Latest posts by techwriter (see all)
- INFOGRAPHICS – Which Business Entity is Right for You? - September 28, 2016
- 3 Ways to Add Copyright Free Images to Your Blogs, Books and Documents - September 19, 2016
- How to Delete All Hyperlinks in a MS #Word Document through VBA Macro - September 1, 2016
© Ugur Akinci
Here is a book that must be read by all technical communicators at all levels of experience and seniority: The Elements Of International English Style: A Guide To Writing Correspondence, Reports, Technical Documents, And Internet Pages For A Global Audience, by Edmond H. Weiss ((M.E. Sharpe, New York, London, 2005, 162 pp.)
This work is important for to reasons:
1) To learn how to write better in English, and
2) To learn to write technical documents that would be easier to translate and have them understood easily by those readers for whom English is a second language.
Weiss excels in delivering both promises.
What I liked the most about this work is the analytical way in which the task is chopped down to its logical components and the exhaustive manner in which each component is analyzed, with examples.
Here are the three main reasons why technical documents are not easy to translate or easy to understand when they are read by native speakers of English:
2) The writer does not write with sentence clear enough to understand without any ambiguity (i.e., the Principle of Clarity).

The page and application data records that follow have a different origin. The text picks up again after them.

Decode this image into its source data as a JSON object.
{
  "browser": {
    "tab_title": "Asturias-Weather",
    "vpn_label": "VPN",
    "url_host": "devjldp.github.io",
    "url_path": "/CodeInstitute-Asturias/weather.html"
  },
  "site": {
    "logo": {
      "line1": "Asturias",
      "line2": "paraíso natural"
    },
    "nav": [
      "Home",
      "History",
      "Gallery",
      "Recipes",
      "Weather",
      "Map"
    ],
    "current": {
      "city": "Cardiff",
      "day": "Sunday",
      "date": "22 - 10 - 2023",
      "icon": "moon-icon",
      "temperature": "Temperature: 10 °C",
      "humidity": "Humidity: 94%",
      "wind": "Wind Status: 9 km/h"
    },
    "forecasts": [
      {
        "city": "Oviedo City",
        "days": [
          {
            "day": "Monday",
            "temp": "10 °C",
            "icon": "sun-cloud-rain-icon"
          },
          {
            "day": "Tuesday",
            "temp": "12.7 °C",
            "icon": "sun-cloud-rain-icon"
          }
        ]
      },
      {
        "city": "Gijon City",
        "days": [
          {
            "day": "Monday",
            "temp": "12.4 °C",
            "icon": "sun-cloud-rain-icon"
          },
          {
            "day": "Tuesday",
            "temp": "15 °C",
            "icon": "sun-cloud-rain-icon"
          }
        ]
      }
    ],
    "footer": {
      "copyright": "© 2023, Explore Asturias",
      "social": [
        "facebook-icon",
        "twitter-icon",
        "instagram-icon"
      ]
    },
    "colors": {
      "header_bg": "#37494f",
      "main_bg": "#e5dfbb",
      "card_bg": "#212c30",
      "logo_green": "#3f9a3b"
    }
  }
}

3) The writer did not reduce the visual burden of reading due to lazy punctuation, page layout, or a combination of other factors (i.e., the Principle of Reducing the Burden).
Every principle is given its own chapter, with plenty of individual tactics and examples to explain how to implement the principle in real-life writing situations.

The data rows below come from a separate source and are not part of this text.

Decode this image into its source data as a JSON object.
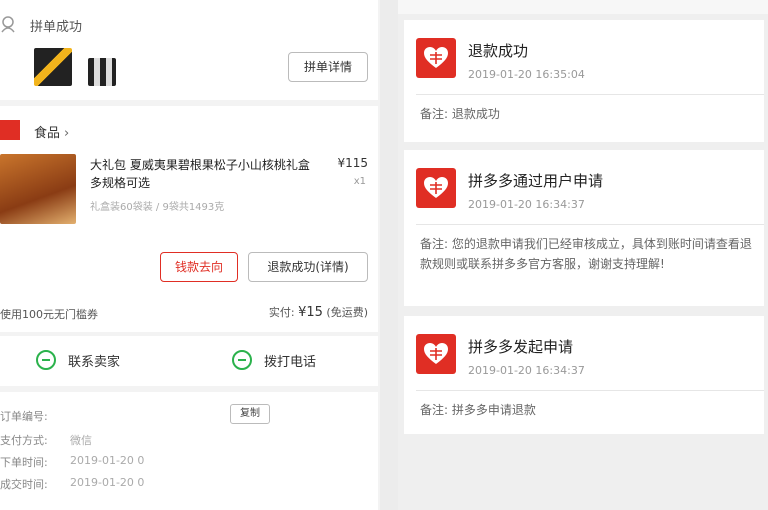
{
  "left": {
    "group": {
      "title": "拼单成功",
      "detail_button": "拼单详情"
    },
    "order": {
      "shop_name": "食品",
      "product_title": "大礼包 夏威夷果碧根果松子小山核桃礼盒 多规格可选",
      "product_price": "¥115",
      "product_qty": "x1",
      "product_spec": "礼盒装60袋装 / 9袋共1493克",
      "refund_direction_button": "钱款去向",
      "refund_detail_button": "退款成功(详情)",
      "service_note": "使用100元无门槛券",
      "paid_label": "实付:",
      "paid_amount": "¥15",
      "shipping_note": "(免运费)"
    },
    "contact": {
      "seller_label": "联系卖家",
      "phone_label": "拨打电话"
    },
    "info": {
      "order_no_label": "订单编号:",
      "copy_button": "复制",
      "pay_method_label": "支付方式:",
      "pay_method_value": "微信",
      "order_time_label": "下单时间:",
      "order_time_value": "2019-01-20 0",
      "deal_time_label": "成交时间:",
      "deal_time_value": "2019-01-20 0"
    }
  },
  "right": {
    "steps": [
      {
        "title": "退款成功",
        "time": "2019-01-20 16:35:04",
        "note": "备注: 退款成功"
      },
      {
        "title": "拼多多通过用户申请",
        "time": "2019-01-20 16:34:37",
        "note": "备注: 您的退款申请我们已经审核成立，具体到账时间请查看退款规则或联系拼多多官方客服，谢谢支持理解!"
      },
      {
        "title": "拼多多发起申请",
        "time": "2019-01-20 16:34:37",
        "note": "备注: 拼多多申请退款"
      }
    ]
  },
  "colors": {
    "brand_red": "#e02e24",
    "wechat_green": "#2bb24c"
  }
}
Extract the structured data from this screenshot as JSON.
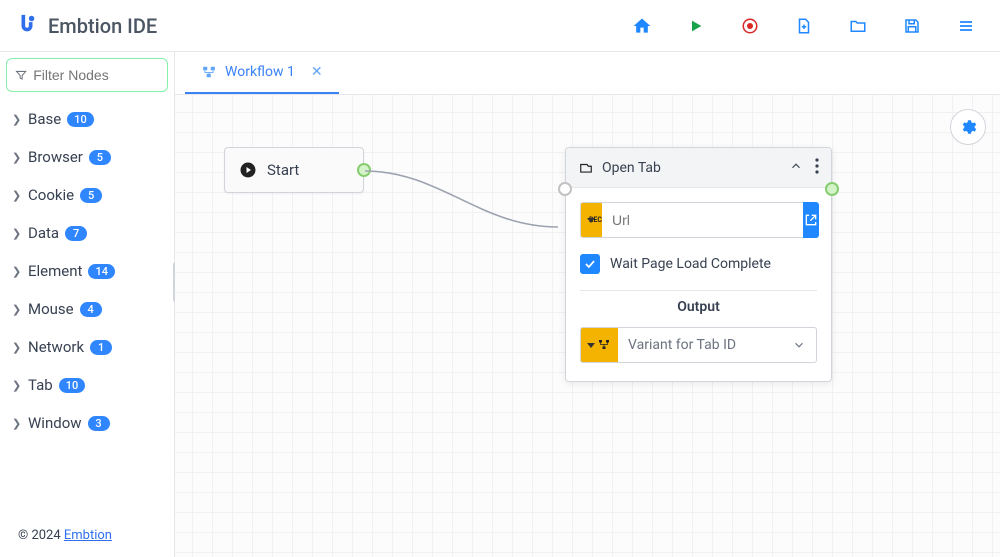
{
  "app": {
    "title": "Embtion IDE"
  },
  "sidebar": {
    "filter_placeholder": "Filter Nodes",
    "categories": [
      {
        "label": "Base",
        "count": "10"
      },
      {
        "label": "Browser",
        "count": "5"
      },
      {
        "label": "Cookie",
        "count": "5"
      },
      {
        "label": "Data",
        "count": "7"
      },
      {
        "label": "Element",
        "count": "14"
      },
      {
        "label": "Mouse",
        "count": "4"
      },
      {
        "label": "Network",
        "count": "1"
      },
      {
        "label": "Tab",
        "count": "10"
      },
      {
        "label": "Window",
        "count": "3"
      }
    ],
    "footer_prefix": "© 2024 ",
    "footer_link": "Embtion"
  },
  "tabs": [
    {
      "label": "Workflow 1"
    }
  ],
  "nodes": {
    "start": {
      "label": "Start"
    },
    "open_tab": {
      "title": "Open Tab",
      "url_placeholder": "Url",
      "wait_label": "Wait Page Load Complete",
      "wait_checked": true,
      "output_heading": "Output",
      "variant_placeholder": "Variant for Tab ID"
    }
  }
}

The issues surrounding translation and the best way to write in English with translation in mind are given their own separate chapter.

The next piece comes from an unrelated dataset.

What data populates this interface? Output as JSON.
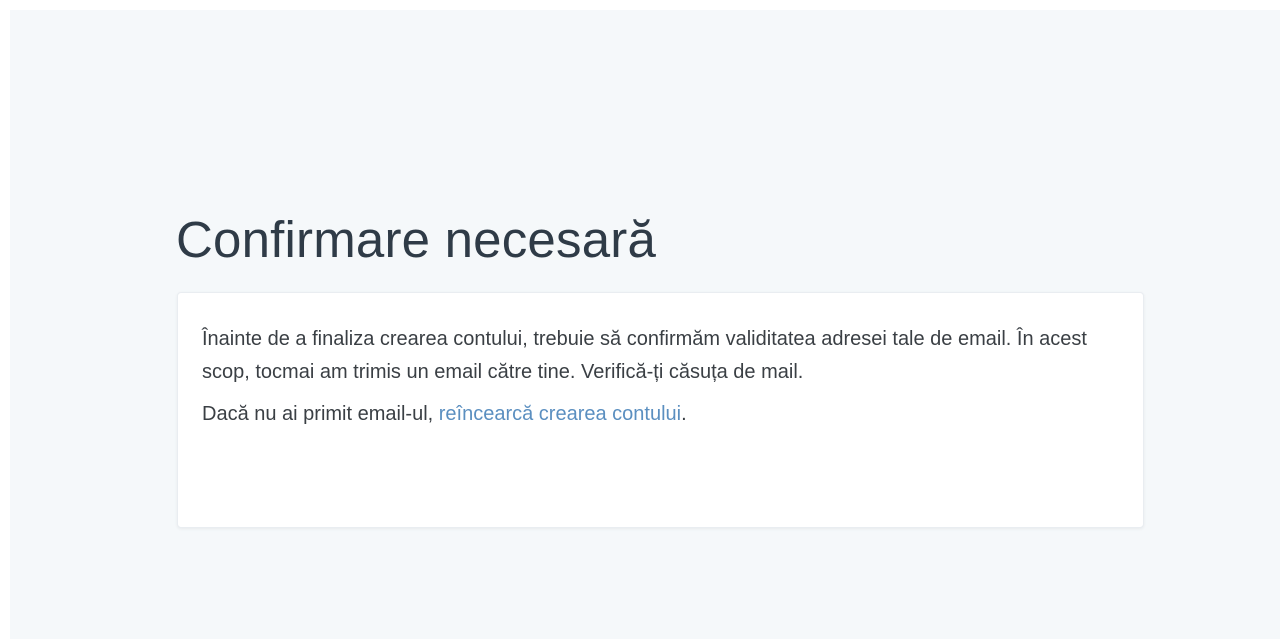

Another chapter is devoted to writing clearly in non-book formats, including office correspondence and email. All who correspond with counterparts from other countries and cultures would certainly benefit from thinking some of the issues raised here and the solutions offered.
The last chapter addresses the inescapable need for cultural adaptation. Even if one is a master of English he or she can still make errors in technical documentation of the cultural context is ignored. It’s the icing on the cake, to use a phrase that probably won’t translate too well into most other languages. And by that I of course mean a delightful bonus that feels like another sweet morsel to enjoy after reading a book that itself feels like a big plate of chocolate cake.
Five thought-provoking appendices complete the book. My favorite is “a Portfolio of Bad News Letters.”
Highly recommended for all technical communicators.